By Karolina Tagaris
ATHENS (Reuters) - Greece must speed up winter preparations at refugee camps on islands in the Aegean Sea where there has been a sharp rise in arrivals, the United Nations refugee agency said on Friday.
Nearly 5,000 refugees, mostly Syrian or Iraqi families, crossed from Turkey in September - a quarter of all arrivals this year, UNHCR data shows.
While that is a fraction of the nearly 1 million who arrived in 2015 - due to a European Union deal with Turkey to block that route - four of the five island camps are hosting two or three times as many people as they were designed for.
"UNHCR urges action on the islands to ease overcrowding, improve shelter, and stock and distribute appropriate and sufficient aid items," said Philippe Leclerc, UNHCR representative in Greece.
In the Moria camp on the island of Lesbos, one of the main entry points, more than 1,500 people are in makeshift shelters or tents without insulation, flooring or heating, UNHCR said. They include pregnant women, people with disabilities, and very young children.
On nearby Samos, about 400 people are living in "very difficult" conditions and another 300, including families and lone children, are sleeping in tents in the woods due to a lack of space in the camp, UNHCR said.
More than 3,000 people on Samos are crammed into facilities designed to hold 700.
In January, refugees in Greece suffered sub-zero temperatures when an icy spell gripped parts of the country and scores of summer tents were weighed down by snow.
More than 60,000 refugees and migrants have been trapped in Greece since Balkan countries along the northward overland route to western Europe sealed their borders in March 2016.

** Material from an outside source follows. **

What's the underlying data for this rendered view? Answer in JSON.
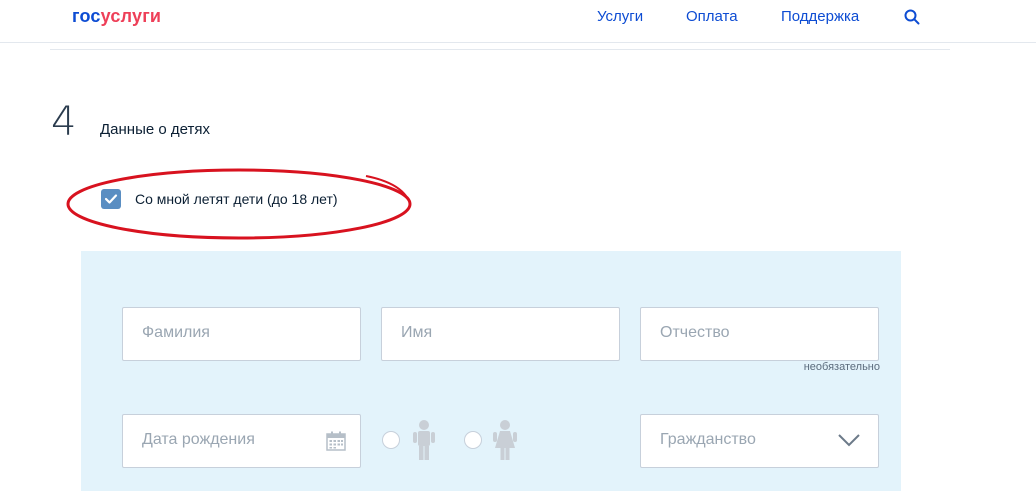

UNHCR has been gradually reducing its involvement on the islands since national institutions took over most services in August.
(Editing by Robin Pomeroy)